**ASSIGNED TASK**: Your job is to copy all the entries precisely as they stand.

--- WORKING DATA ---

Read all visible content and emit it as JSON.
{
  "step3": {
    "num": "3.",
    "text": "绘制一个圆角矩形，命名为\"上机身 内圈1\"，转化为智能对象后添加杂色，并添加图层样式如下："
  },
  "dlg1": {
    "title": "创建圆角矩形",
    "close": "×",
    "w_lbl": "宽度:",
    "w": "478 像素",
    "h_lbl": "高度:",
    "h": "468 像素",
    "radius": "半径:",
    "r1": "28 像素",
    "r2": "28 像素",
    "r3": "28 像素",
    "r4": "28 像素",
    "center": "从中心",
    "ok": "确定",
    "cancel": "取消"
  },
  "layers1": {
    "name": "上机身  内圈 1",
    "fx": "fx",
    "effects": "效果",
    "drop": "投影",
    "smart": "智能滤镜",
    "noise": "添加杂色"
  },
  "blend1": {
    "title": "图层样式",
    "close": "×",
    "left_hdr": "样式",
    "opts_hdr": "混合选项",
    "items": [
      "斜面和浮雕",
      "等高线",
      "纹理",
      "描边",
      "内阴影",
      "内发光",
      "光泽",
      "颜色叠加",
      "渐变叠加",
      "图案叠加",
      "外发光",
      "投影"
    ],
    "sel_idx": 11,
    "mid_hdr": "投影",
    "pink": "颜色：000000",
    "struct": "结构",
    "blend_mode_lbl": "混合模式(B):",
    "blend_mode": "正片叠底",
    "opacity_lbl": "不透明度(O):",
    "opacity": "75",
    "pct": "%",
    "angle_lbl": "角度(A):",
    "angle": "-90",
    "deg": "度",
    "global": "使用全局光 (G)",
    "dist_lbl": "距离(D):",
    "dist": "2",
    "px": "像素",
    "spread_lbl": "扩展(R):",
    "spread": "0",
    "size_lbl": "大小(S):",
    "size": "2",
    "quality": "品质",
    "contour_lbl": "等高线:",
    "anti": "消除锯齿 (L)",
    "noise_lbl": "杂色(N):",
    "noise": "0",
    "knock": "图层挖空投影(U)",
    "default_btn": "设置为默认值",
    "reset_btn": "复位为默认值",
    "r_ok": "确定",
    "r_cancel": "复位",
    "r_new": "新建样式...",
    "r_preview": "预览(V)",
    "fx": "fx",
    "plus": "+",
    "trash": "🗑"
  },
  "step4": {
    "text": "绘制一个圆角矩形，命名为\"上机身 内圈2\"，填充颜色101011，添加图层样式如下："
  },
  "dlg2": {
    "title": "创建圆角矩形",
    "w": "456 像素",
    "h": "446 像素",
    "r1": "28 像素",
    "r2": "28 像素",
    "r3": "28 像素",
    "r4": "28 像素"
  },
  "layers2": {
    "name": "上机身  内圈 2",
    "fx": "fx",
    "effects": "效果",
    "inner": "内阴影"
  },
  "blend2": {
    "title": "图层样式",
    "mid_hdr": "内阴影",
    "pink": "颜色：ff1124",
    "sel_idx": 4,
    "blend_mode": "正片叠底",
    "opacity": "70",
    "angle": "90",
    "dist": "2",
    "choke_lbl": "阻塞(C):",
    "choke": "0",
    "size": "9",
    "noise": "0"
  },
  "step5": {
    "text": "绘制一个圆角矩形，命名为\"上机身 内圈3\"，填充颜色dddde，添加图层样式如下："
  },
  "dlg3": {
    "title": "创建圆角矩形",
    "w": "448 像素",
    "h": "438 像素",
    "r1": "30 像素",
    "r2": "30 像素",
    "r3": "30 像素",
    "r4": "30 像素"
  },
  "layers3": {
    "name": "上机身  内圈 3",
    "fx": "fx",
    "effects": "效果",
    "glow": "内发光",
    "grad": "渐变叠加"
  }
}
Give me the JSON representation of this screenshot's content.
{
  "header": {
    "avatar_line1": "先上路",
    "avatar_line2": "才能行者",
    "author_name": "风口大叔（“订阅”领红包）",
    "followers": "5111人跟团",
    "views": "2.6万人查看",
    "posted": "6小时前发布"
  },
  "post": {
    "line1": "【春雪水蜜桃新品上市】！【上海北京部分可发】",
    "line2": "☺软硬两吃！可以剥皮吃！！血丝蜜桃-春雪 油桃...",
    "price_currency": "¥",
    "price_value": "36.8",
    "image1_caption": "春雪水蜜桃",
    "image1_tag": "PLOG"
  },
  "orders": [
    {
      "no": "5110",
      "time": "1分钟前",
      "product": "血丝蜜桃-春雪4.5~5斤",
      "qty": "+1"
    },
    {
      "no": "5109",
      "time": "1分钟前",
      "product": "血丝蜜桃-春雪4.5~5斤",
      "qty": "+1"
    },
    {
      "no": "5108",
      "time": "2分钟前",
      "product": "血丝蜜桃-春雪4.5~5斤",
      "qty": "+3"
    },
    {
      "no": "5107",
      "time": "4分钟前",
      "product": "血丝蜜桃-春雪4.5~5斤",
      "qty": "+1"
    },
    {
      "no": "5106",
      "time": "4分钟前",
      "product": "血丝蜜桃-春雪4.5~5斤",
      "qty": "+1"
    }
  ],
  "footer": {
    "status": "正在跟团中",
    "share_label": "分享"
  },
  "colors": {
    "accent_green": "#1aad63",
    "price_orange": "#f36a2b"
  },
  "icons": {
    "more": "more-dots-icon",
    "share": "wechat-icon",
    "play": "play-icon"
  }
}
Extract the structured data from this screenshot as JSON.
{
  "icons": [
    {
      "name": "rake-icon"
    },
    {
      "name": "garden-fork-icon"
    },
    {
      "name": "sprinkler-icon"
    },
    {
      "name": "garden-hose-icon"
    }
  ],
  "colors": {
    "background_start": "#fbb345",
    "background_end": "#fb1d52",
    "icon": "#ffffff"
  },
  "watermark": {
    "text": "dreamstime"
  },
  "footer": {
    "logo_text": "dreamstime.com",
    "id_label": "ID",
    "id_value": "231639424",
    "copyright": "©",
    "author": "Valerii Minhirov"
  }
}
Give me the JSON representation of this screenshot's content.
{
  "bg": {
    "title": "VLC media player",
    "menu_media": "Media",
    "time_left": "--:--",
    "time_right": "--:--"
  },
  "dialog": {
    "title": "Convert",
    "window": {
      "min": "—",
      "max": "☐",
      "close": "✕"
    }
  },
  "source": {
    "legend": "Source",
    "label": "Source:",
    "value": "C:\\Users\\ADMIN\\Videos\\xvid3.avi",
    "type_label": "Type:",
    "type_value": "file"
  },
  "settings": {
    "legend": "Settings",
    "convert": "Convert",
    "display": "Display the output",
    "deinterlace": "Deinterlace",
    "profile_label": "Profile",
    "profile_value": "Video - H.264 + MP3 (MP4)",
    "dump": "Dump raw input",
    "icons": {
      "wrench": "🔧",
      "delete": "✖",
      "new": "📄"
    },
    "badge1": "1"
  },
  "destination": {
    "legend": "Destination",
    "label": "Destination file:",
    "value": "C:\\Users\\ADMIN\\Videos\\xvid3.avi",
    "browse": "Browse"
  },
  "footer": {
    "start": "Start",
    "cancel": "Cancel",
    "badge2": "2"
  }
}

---

**ANSWER TO THIS TASK**:
Read all visible content and emit it as JSON.
{
  "step3": {
    "num": "3.",
    "text": "绘制一个圆角矩形，命名为\"上机身 内圈1\"，转化为智能对象后添加杂色，并添加图层样式如下："
  },
  "dlg1": {
    "title": "创建圆角矩形",
    "close": "×",
    "w_lbl": "宽度:",
    "w": "478 像素",
    "h_lbl": "高度:",
    "h": "468 像素",
    "radius": "半径:",
    "r1": "28 像素",
    "r2": "28 像素",
    "r3": "28 像素",
    "r4": "28 像素",
    "center": "从中心",
    "ok": "确定",
    "cancel": "取消"
  },
  "layers1": {
    "name": "上机身  内圈 1",
    "fx": "fx",
    "effects": "效果",
    "drop": "投影",
    "smart": "智能滤镜",
    "noise": "添加杂色"
  },
  "blend1": {
    "title": "图层样式",
    "close": "×",
    "left_hdr": "样式",
    "opts_hdr": "混合选项",
    "items": [
      "斜面和浮雕",
      "等高线",
      "纹理",
      "描边",
      "内阴影",
      "内发光",
      "光泽",
      "颜色叠加",
      "渐变叠加",
      "图案叠加",
      "外发光",
      "投影"
    ],
    "sel_idx": 11,
    "mid_hdr": "投影",
    "pink": "颜色：000000",
    "struct": "结构",
    "blend_mode_lbl": "混合模式(B):",
    "blend_mode": "正片叠底",
    "opacity_lbl": "不透明度(O):",
    "opacity": "75",
    "pct": "%",
    "angle_lbl": "角度(A):",
    "angle": "-90",
    "deg": "度",
    "global": "使用全局光 (G)",
    "dist_lbl": "距离(D):",
    "dist": "2",
    "px": "像素",
    "spread_lbl": "扩展(R):",
    "spread": "0",
    "size_lbl": "大小(S):",
    "size": "2",
    "quality": "品质",
    "contour_lbl": "等高线:",
    "anti": "消除锯齿 (L)",
    "noise_lbl": "杂色(N):",
    "noise": "0",
    "knock": "图层挖空投影(U)",
    "default_btn": "设置为默认值",
    "reset_btn": "复位为默认值",
    "r_ok": "确定",
    "r_cancel": "复位",
    "r_new": "新建样式...",
    "r_preview": "预览(V)",
    "fx": "fx",
    "plus": "+",
    "trash": "🗑"
  },
  "step4": {
    "text": "绘制一个圆角矩形，命名为\"上机身 内圈2\"，填充颜色101011，添加图层样式如下："
  },
  "dlg2": {
    "title": "创建圆角矩形",
    "w": "456 像素",
    "h": "446 像素",
    "r1": "28 像素",
    "r2": "28 像素",
    "r3": "28 像素",
    "r4": "28 像素"
  },
  "layers2": {
    "name": "上机身  内圈 2",
    "fx": "fx",
    "effects": "效果",
    "inner": "内阴影"
  },
  "blend2": {
    "title": "图层样式",
    "mid_hdr": "内阴影",
    "pink": "颜色：ff1124",
    "sel_idx": 4,
    "blend_mode": "正片叠底",
    "opacity": "70",
    "angle": "90",
    "dist": "2",
    "choke_lbl": "阻塞(C):",
    "choke": "0",
    "size": "9",
    "noise": "0"
  },
  "step5": {
    "text": "绘制一个圆角矩形，命名为\"上机身 内圈3\"，填充颜色dddde，添加图层样式如下："
  },
  "dlg3": {
    "title": "创建圆角矩形",
    "w": "448 像素",
    "h": "438 像素",
    "r1": "30 像素",
    "r2": "30 像素",
    "r3": "30 像素",
    "r4": "30 像素"
  },
  "layers3": {
    "name": "上机身  内圈 3",
    "fx": "fx",
    "effects": "效果",
    "glow": "内发光",
    "grad": "渐变叠加"
  }
}
Give me the JSON representation of this screenshot's content.
{
  "header": {
    "avatar_line1": "先上路",
    "avatar_line2": "才能行者",
    "author_name": "风口大叔（“订阅”领红包）",
    "followers": "5111人跟团",
    "views": "2.6万人查看",
    "posted": "6小时前发布"
  },
  "post": {
    "line1": "【春雪水蜜桃新品上市】！【上海北京部分可发】",
    "line2": "☺软硬两吃！可以剥皮吃！！血丝蜜桃-春雪 油桃...",
    "price_currency": "¥",
    "price_value": "36.8",
    "image1_caption": "春雪水蜜桃",
    "image1_tag": "PLOG"
  },
  "orders": [
    {
      "no": "5110",
      "time": "1分钟前",
      "product": "血丝蜜桃-春雪4.5~5斤",
      "qty": "+1"
    },
    {
      "no": "5109",
      "time": "1分钟前",
      "product": "血丝蜜桃-春雪4.5~5斤",
      "qty": "+1"
    },
    {
      "no": "5108",
      "time": "2分钟前",
      "product": "血丝蜜桃-春雪4.5~5斤",
      "qty": "+3"
    },
    {
      "no": "5107",
      "time": "4分钟前",
      "product": "血丝蜜桃-春雪4.5~5斤",
      "qty": "+1"
    },
    {
      "no": "5106",
      "time": "4分钟前",
      "product": "血丝蜜桃-春雪4.5~5斤",
      "qty": "+1"
    }
  ],
  "footer": {
    "status": "正在跟团中",
    "share_label": "分享"
  },
  "colors": {
    "accent_green": "#1aad63",
    "price_orange": "#f36a2b"
  },
  "icons": {
    "more": "more-dots-icon",
    "share": "wechat-icon",
    "play": "play-icon"
  }
}
Extract the structured data from this screenshot as JSON.
{
  "icons": [
    {
      "name": "rake-icon"
    },
    {
      "name": "garden-fork-icon"
    },
    {
      "name": "sprinkler-icon"
    },
    {
      "name": "garden-hose-icon"
    }
  ],
  "colors": {
    "background_start": "#fbb345",
    "background_end": "#fb1d52",
    "icon": "#ffffff"
  },
  "watermark": {
    "text": "dreamstime"
  },
  "footer": {
    "logo_text": "dreamstime.com",
    "id_label": "ID",
    "id_value": "231639424",
    "copyright": "©",
    "author": "Valerii Minhirov"
  }
}
Give me the JSON representation of this screenshot's content.
{
  "bg": {
    "title": "VLC media player",
    "menu_media": "Media",
    "time_left": "--:--",
    "time_right": "--:--"
  },
  "dialog": {
    "title": "Convert",
    "window": {
      "min": "—",
      "max": "☐",
      "close": "✕"
    }
  },
  "source": {
    "legend": "Source",
    "label": "Source:",
    "value": "C:\\Users\\ADMIN\\Videos\\xvid3.avi",
    "type_label": "Type:",
    "type_value": "file"
  },
  "settings": {
    "legend": "Settings",
    "convert": "Convert",
    "display": "Display the output",
    "deinterlace": "Deinterlace",
    "profile_label": "Profile",
    "profile_value": "Video - H.264 + MP3 (MP4)",
    "dump": "Dump raw input",
    "icons": {
      "wrench": "🔧",
      "delete": "✖",
      "new": "📄"
    },
    "badge1": "1"
  },
  "destination": {
    "legend": "Destination",
    "label": "Destination file:",
    "value": "C:\\Users\\ADMIN\\Videos\\xvid3.avi",
    "browse": "Browse"
  },
  "footer": {
    "start": "Start",
    "cancel": "Cancel",
    "badge2": "2"
  }
}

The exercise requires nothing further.